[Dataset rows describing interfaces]
-- Opening Marker --
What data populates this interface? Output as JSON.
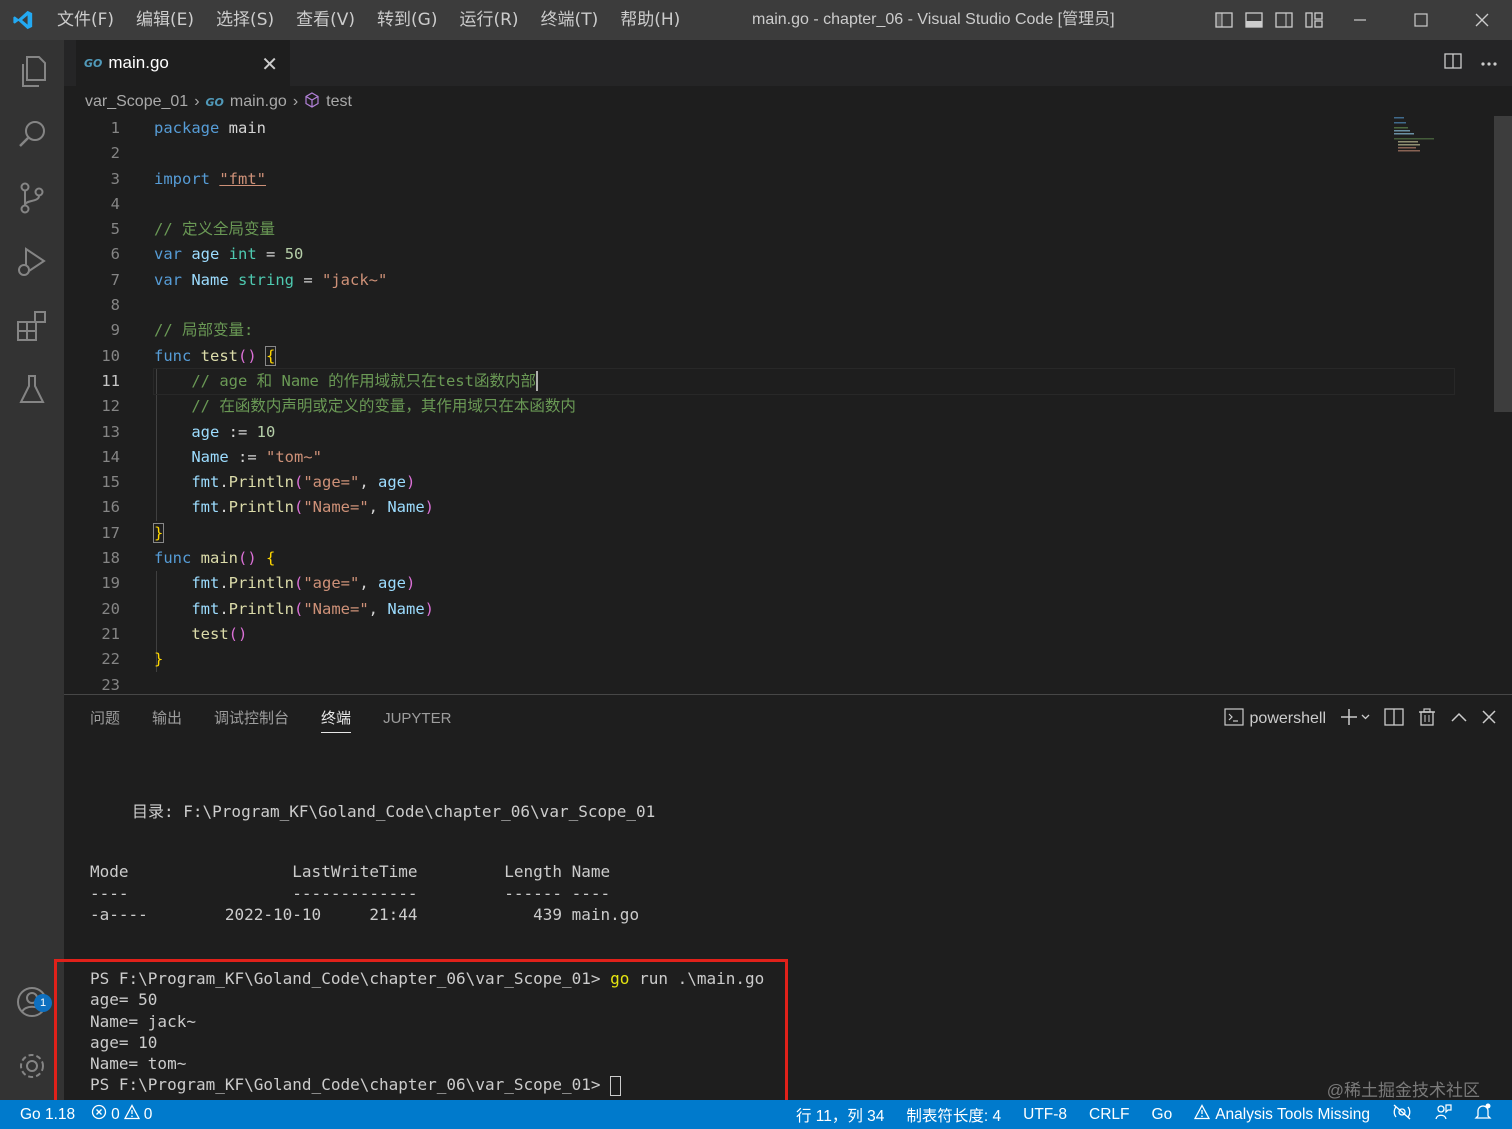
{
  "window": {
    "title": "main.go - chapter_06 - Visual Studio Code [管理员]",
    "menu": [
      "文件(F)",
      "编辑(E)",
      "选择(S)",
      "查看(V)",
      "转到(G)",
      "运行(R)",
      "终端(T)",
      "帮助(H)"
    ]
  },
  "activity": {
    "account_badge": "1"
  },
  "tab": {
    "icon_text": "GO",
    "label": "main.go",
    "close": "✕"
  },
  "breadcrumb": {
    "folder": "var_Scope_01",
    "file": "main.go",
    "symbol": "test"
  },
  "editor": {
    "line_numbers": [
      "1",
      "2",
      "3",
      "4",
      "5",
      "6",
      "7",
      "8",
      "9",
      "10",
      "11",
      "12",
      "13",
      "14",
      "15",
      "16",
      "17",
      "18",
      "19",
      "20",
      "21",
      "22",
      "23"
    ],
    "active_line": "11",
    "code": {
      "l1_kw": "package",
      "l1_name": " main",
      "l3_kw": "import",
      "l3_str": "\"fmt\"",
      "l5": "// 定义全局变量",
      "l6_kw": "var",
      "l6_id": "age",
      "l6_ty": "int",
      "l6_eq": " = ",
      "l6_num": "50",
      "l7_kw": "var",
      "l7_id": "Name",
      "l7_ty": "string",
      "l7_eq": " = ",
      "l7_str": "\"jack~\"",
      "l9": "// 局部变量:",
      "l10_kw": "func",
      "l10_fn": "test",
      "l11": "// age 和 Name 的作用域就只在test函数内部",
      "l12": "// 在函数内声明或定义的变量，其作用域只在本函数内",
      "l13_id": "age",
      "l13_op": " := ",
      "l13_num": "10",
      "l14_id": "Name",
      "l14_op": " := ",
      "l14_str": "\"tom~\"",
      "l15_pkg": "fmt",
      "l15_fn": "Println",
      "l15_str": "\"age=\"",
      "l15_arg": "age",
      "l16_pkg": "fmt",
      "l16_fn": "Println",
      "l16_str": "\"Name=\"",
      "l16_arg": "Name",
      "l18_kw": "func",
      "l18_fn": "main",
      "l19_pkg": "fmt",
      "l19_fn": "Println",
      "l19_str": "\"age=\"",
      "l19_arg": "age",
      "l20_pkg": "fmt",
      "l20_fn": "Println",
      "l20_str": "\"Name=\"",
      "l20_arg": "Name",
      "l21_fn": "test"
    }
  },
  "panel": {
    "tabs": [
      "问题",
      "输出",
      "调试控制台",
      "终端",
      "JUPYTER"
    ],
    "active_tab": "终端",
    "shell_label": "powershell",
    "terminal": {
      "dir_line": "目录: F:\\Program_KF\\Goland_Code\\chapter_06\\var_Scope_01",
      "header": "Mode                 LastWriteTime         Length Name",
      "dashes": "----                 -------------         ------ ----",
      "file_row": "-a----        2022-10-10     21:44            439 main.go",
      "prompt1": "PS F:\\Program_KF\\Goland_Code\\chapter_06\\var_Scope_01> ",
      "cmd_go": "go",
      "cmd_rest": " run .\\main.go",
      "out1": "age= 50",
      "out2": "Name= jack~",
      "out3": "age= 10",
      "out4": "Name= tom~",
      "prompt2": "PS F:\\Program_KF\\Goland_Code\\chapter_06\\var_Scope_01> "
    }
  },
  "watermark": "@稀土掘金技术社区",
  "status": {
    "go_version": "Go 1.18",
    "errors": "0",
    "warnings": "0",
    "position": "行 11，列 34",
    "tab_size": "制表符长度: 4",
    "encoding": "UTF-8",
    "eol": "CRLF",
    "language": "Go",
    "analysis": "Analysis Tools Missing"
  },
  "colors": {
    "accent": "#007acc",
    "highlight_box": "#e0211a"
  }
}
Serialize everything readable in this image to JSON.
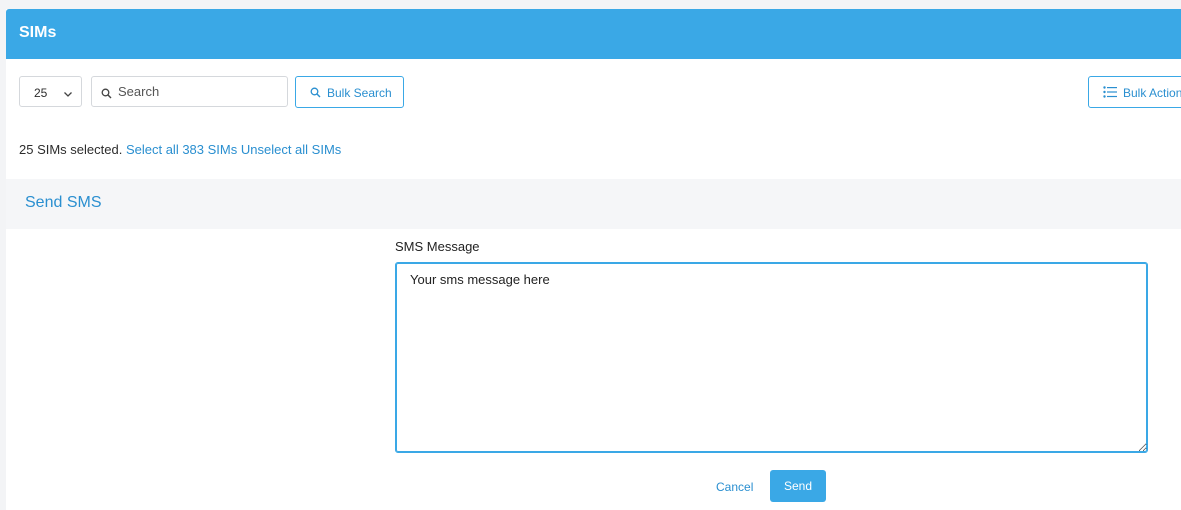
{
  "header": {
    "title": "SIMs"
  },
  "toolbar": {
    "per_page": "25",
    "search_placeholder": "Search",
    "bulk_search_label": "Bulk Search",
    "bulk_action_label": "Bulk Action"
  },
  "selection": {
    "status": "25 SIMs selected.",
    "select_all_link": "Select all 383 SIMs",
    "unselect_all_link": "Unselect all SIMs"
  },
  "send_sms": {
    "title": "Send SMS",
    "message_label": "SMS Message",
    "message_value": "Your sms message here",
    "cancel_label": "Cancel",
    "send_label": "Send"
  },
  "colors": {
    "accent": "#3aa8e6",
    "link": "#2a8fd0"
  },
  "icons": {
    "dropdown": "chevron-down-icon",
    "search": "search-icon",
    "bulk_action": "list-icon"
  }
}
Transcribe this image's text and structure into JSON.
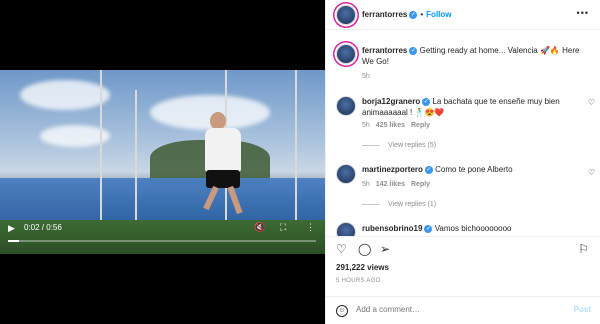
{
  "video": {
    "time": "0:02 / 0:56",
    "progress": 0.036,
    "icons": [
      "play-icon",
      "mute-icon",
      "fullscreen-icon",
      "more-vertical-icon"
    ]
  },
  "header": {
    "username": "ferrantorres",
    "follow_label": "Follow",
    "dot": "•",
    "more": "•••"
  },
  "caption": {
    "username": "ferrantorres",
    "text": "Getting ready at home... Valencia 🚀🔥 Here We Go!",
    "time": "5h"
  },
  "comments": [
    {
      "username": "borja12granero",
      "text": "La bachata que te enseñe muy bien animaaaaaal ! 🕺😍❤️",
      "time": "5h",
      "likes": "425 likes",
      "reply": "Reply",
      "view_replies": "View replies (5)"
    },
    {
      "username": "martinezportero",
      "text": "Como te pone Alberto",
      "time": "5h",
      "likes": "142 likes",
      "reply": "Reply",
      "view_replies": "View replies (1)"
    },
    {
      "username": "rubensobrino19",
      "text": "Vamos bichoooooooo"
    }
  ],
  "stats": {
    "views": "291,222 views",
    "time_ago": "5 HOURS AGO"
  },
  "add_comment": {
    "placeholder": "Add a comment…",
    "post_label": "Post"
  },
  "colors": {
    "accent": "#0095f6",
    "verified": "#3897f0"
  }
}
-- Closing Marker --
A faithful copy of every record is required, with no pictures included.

WRITTEN SOLUTION >>
What data populates this interface? Output as JSON.
{
  "window": {
    "title": "main.go - chapter_06 - Visual Studio Code [管理员]",
    "menu": [
      "文件(F)",
      "编辑(E)",
      "选择(S)",
      "查看(V)",
      "转到(G)",
      "运行(R)",
      "终端(T)",
      "帮助(H)"
    ]
  },
  "activity": {
    "account_badge": "1"
  },
  "tab": {
    "icon_text": "GO",
    "label": "main.go",
    "close": "✕"
  },
  "breadcrumb": {
    "folder": "var_Scope_01",
    "file": "main.go",
    "symbol": "test"
  },
  "editor": {
    "line_numbers": [
      "1",
      "2",
      "3",
      "4",
      "5",
      "6",
      "7",
      "8",
      "9",
      "10",
      "11",
      "12",
      "13",
      "14",
      "15",
      "16",
      "17",
      "18",
      "19",
      "20",
      "21",
      "22",
      "23"
    ],
    "active_line": "11",
    "code": {
      "l1_kw": "package",
      "l1_name": " main",
      "l3_kw": "import",
      "l3_str": "\"fmt\"",
      "l5": "// 定义全局变量",
      "l6_kw": "var",
      "l6_id": "age",
      "l6_ty": "int",
      "l6_eq": " = ",
      "l6_num": "50",
      "l7_kw": "var",
      "l7_id": "Name",
      "l7_ty": "string",
      "l7_eq": " = ",
      "l7_str": "\"jack~\"",
      "l9": "// 局部变量:",
      "l10_kw": "func",
      "l10_fn": "test",
      "l11": "// age 和 Name 的作用域就只在test函数内部",
      "l12": "// 在函数内声明或定义的变量，其作用域只在本函数内",
      "l13_id": "age",
      "l13_op": " := ",
      "l13_num": "10",
      "l14_id": "Name",
      "l14_op": " := ",
      "l14_str": "\"tom~\"",
      "l15_pkg": "fmt",
      "l15_fn": "Println",
      "l15_str": "\"age=\"",
      "l15_arg": "age",
      "l16_pkg": "fmt",
      "l16_fn": "Println",
      "l16_str": "\"Name=\"",
      "l16_arg": "Name",
      "l18_kw": "func",
      "l18_fn": "main",
      "l19_pkg": "fmt",
      "l19_fn": "Println",
      "l19_str": "\"age=\"",
      "l19_arg": "age",
      "l20_pkg": "fmt",
      "l20_fn": "Println",
      "l20_str": "\"Name=\"",
      "l20_arg": "Name",
      "l21_fn": "test"
    }
  },
  "panel": {
    "tabs": [
      "问题",
      "输出",
      "调试控制台",
      "终端",
      "JUPYTER"
    ],
    "active_tab": "终端",
    "shell_label": "powershell",
    "terminal": {
      "dir_line": "目录: F:\\Program_KF\\Goland_Code\\chapter_06\\var_Scope_01",
      "header": "Mode                 LastWriteTime         Length Name",
      "dashes": "----                 -------------         ------ ----",
      "file_row": "-a----        2022-10-10     21:44            439 main.go",
      "prompt1": "PS F:\\Program_KF\\Goland_Code\\chapter_06\\var_Scope_01> ",
      "cmd_go": "go",
      "cmd_rest": " run .\\main.go",
      "out1": "age= 50",
      "out2": "Name= jack~",
      "out3": "age= 10",
      "out4": "Name= tom~",
      "prompt2": "PS F:\\Program_KF\\Goland_Code\\chapter_06\\var_Scope_01> "
    }
  },
  "watermark": "@稀土掘金技术社区",
  "status": {
    "go_version": "Go 1.18",
    "errors": "0",
    "warnings": "0",
    "position": "行 11，列 34",
    "tab_size": "制表符长度: 4",
    "encoding": "UTF-8",
    "eol": "CRLF",
    "language": "Go",
    "analysis": "Analysis Tools Missing"
  },
  "colors": {
    "accent": "#007acc",
    "highlight_box": "#e0211a"
  }
}
Serialize everything readable in this image to JSON.
{
  "header": {
    "title": "SIMs"
  },
  "toolbar": {
    "per_page": "25",
    "search_placeholder": "Search",
    "bulk_search_label": "Bulk Search",
    "bulk_action_label": "Bulk Action"
  },
  "selection": {
    "status": "25 SIMs selected.",
    "select_all_link": "Select all 383 SIMs",
    "unselect_all_link": "Unselect all SIMs"
  },
  "send_sms": {
    "title": "Send SMS",
    "message_label": "SMS Message",
    "message_value": "Your sms message here",
    "cancel_label": "Cancel",
    "send_label": "Send"
  },
  "colors": {
    "accent": "#3aa8e6",
    "link": "#2a8fd0"
  },
  "icons": {
    "dropdown": "chevron-down-icon",
    "search": "search-icon",
    "bulk_action": "list-icon"
  }
}
Transcribe this image's text and structure into JSON.
{
  "video": {
    "time": "0:02 / 0:56",
    "progress": 0.036,
    "icons": [
      "play-icon",
      "mute-icon",
      "fullscreen-icon",
      "more-vertical-icon"
    ]
  },
  "header": {
    "username": "ferrantorres",
    "follow_label": "Follow",
    "dot": "•",
    "more": "•••"
  },
  "caption": {
    "username": "ferrantorres",
    "text": "Getting ready at home... Valencia 🚀🔥 Here We Go!",
    "time": "5h"
  },
  "comments": [
    {
      "username": "borja12granero",
      "text": "La bachata que te enseñe muy bien animaaaaaal ! 🕺😍❤️",
      "time": "5h",
      "likes": "425 likes",
      "reply": "Reply",
      "view_replies": "View replies (5)"
    },
    {
      "username": "martinezportero",
      "text": "Como te pone Alberto",
      "time": "5h",
      "likes": "142 likes",
      "reply": "Reply",
      "view_replies": "View replies (1)"
    },
    {
      "username": "rubensobrino19",
      "text": "Vamos bichoooooooo"
    }
  ],
  "stats": {
    "views": "291,222 views",
    "time_ago": "5 HOURS AGO"
  },
  "add_comment": {
    "placeholder": "Add a comment…",
    "post_label": "Post"
  },
  "colors": {
    "accent": "#0095f6",
    "verified": "#3897f0"
  }
}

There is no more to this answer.